## What you are asked to do
When a line below contains the word "Developments", copy that line.

Dataset rows for apps and sites

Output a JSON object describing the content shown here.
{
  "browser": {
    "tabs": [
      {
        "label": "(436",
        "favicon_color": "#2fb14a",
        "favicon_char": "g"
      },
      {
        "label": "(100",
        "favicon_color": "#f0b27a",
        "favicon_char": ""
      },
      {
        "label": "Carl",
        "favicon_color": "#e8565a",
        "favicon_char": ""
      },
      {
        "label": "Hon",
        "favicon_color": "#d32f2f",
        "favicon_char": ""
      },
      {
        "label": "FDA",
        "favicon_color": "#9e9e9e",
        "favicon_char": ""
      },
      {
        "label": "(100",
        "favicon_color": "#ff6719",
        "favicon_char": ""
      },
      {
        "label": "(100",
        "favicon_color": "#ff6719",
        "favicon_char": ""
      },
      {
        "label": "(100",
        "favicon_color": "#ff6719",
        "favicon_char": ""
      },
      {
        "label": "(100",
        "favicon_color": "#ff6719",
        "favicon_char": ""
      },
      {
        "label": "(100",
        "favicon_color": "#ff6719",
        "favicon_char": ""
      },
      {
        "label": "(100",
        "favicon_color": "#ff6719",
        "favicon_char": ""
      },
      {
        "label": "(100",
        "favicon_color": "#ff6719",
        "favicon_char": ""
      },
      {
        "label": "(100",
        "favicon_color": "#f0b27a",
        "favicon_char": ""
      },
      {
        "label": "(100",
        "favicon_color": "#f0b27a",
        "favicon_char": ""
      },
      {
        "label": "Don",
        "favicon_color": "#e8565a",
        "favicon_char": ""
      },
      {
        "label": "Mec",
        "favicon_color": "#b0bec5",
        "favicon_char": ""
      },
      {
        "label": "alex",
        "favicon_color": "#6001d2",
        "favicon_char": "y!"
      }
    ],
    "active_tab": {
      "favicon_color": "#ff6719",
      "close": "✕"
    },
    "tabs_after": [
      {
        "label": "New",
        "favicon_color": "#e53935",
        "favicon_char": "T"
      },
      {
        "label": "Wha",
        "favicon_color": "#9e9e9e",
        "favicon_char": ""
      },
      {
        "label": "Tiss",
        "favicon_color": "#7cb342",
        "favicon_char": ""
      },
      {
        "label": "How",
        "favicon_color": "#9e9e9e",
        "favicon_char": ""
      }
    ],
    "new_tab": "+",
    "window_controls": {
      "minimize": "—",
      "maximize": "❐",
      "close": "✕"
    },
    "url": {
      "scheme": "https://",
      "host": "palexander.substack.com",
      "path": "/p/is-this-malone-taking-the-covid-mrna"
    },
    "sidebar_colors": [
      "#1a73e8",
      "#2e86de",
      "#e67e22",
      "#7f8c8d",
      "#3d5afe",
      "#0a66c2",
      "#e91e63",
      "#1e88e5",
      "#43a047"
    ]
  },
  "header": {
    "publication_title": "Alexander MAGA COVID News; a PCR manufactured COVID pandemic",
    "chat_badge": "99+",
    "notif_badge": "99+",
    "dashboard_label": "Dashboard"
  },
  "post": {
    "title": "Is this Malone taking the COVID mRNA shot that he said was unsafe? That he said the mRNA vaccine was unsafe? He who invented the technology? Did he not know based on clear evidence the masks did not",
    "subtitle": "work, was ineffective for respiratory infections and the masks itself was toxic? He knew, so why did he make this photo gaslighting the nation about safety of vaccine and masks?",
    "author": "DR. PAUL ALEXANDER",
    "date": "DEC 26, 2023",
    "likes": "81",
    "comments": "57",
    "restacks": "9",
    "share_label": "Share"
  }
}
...
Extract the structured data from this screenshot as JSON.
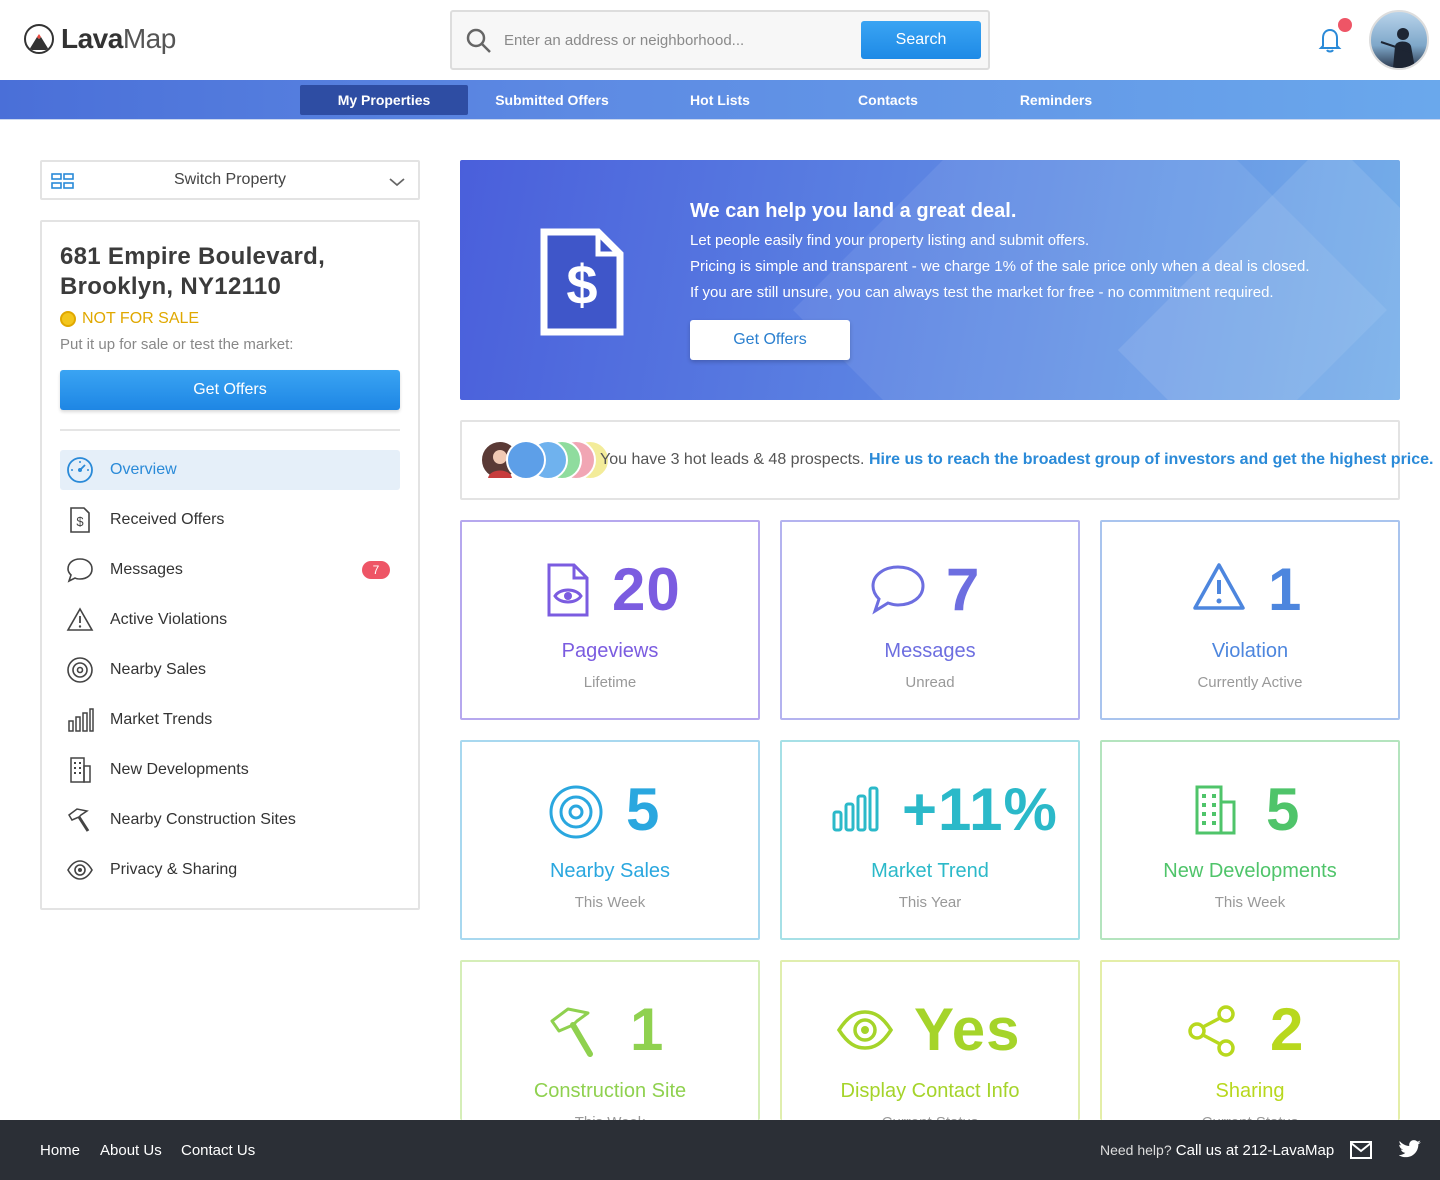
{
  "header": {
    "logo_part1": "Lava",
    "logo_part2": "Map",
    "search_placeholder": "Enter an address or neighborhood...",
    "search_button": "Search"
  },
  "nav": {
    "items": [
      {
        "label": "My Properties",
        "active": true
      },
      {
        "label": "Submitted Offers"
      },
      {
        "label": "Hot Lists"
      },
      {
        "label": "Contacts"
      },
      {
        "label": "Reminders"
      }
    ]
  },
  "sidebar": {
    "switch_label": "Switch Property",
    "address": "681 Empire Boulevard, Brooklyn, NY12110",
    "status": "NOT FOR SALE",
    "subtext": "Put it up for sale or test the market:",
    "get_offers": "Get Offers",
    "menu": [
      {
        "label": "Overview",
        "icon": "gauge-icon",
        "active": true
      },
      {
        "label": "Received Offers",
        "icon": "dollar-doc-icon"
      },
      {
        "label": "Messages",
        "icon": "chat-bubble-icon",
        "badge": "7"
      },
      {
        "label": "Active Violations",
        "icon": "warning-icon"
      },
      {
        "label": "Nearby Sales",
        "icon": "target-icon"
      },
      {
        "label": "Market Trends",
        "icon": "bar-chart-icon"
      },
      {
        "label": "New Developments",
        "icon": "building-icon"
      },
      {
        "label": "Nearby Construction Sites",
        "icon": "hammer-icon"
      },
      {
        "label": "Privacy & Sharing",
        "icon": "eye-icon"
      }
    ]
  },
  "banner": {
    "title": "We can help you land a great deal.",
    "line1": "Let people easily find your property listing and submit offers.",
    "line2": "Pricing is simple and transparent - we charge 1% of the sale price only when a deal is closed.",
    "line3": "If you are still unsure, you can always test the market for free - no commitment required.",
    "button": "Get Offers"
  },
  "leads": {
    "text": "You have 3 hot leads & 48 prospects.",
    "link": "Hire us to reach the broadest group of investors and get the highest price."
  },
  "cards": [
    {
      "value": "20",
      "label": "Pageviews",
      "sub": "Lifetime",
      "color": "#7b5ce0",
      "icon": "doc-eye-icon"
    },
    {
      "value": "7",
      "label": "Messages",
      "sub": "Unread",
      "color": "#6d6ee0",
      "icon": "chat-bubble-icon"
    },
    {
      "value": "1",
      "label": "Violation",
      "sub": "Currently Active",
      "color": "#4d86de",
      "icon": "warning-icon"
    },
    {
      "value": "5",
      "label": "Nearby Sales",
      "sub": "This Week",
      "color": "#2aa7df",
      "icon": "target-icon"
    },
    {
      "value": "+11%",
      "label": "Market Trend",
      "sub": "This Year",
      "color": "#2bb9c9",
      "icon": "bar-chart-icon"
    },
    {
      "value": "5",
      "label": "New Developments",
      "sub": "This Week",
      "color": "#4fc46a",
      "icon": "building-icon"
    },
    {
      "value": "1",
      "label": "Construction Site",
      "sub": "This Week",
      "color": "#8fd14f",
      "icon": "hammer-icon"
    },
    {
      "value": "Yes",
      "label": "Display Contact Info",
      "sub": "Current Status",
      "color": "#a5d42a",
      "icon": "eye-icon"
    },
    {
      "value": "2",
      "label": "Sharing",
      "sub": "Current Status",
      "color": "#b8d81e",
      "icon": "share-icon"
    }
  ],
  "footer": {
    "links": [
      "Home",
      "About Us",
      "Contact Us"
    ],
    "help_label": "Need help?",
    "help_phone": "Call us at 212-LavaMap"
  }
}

## Exercise answer
        "label": "New Developments",
      "label": "New Developments",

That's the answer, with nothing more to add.